Among those pushing for the 12-year patent was Matthew Schumaker, a former executive director of the New Democrat Coalition who is now a lobbyist with BIO. Another was John Michael Gonzalez, who had served as chief of staff to one of the New Democrats' rising stars, Illinois Rep. Melissa Bean, and works for the lobbying firm Peck Madigan Jones Stewart, on behalf of BIO and several of its member companies. Neither responded to interview requests for this story.

Rep. Jay Inslee, a New Democrat from Washington state, co-sponsored a measure that set the patent at 12 years. It also included language that consumer groups said would allow near-automatic renewals of exclusivity periods if manufacturers changed dosages or delivery methods.

The New Democrats voted to endorse the proposal, throwing the full weight of the caucus behind it and lobbying party leaders to support it. With consumer groups too busy fighting on multiple fronts over big-ticket items like the public option, the measure became law. BIO won its 12-year patents and named Melissa Bean its "legislator of the year" for 2009-2010. The group’s press release specifically citied her membership in the New Democrat Coalition and praised her leadership on biologics.

Bonuses and Mortgages

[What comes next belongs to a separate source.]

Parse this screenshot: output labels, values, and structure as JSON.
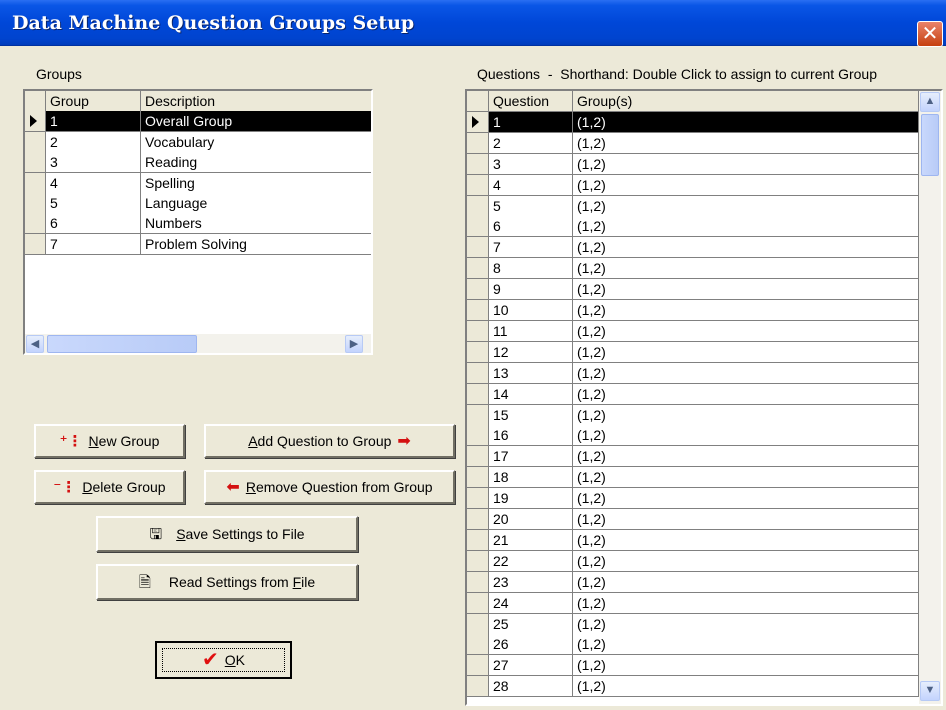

In early 2009, the New Democrats worked to win concessions for the financial services industry as well. When Congress took up a bill that would have heavily taxed the bonuses handed out by the bailed-out insurance giant AIG, four of the six Democrats who voted against the measure were New Democrats. The bill passed with overwhelming bipartisan support, 328-93. On other measures to rein in large bonuses, New Democrats, Melissa Bean in particular, sided with Republicans to oppose or weaken restrictions.

The New Democrats also waded into the battle over mortgage legislation.

Since 2007, consumer advocates had been pressing Congress to revise bankruptcy laws so judges could adjust mortgages on primary residences in the same way they could adjust nearly every other kind of loan during bankruptcy proceedings. Bankruptcy law experts and consumer advocates believed the measure would reduce the number of foreclosures, but banks strongly opposed the practice, which they labeled "cramdown." A vote for cramdown, they told lawmakers, would be a vote for a second bailout, this time for irresponsible homeowners.

New Democrats joined Blue Dogs to delay votes whenever the measure came up. After one such delay in March 2009, the New Democrats’ leader, then-Rep. Tauscher, told reporters, "[I]t shows we have bench strength, it shows we can flex." (Tauscher did not return ProPublica's request for an interview.)

Helping coordinate the cramdown opposition was the new executive director for the New Democrats, Adam Pase. Before coming to Congress in 2005, Pase had worked as a low-level lobbyist for 21st Century Group, representing several biotech companies. He had also represented the now-defunct Coalition for Fair and Affordable Lending, a lobbying group set up by the subprime industry.

The New Democrats were never able to fully kill the measure, but after months of delays, they inserted provisions that made it harder for homeowners to qualify for cramdown adjustments, forcing them to exhaust a series of other measures first.

When the bill finally reached the Senate in April, it arrived in the midst of healthcare reform, and cramdown failed to pass. On the eve of its defeat, Democratic Sen. Dick Durbin of Illinois, a staunch supporter of the measure, said that when it came to influencing Congress, the banks "frankly own the place."

Today, homeowners facing foreclosure can try to get their loans adjusted through the federal Home Affordable Modification Program (HAMP), which has been plagued by troubles since it began in 2009 and has been able to modify only half a million mortgages. Or they can simply walk away from their homes.

While cramdown would not have been an overarching solution to the crisis, “there’s no question that bringing loan balances down to home values would have prevented a lot of the foreclosures that have happened,” Alan White, a professor of bankruptcy law at Valparaiso University, told ProPublica in a recent interview.

The New Democrats continued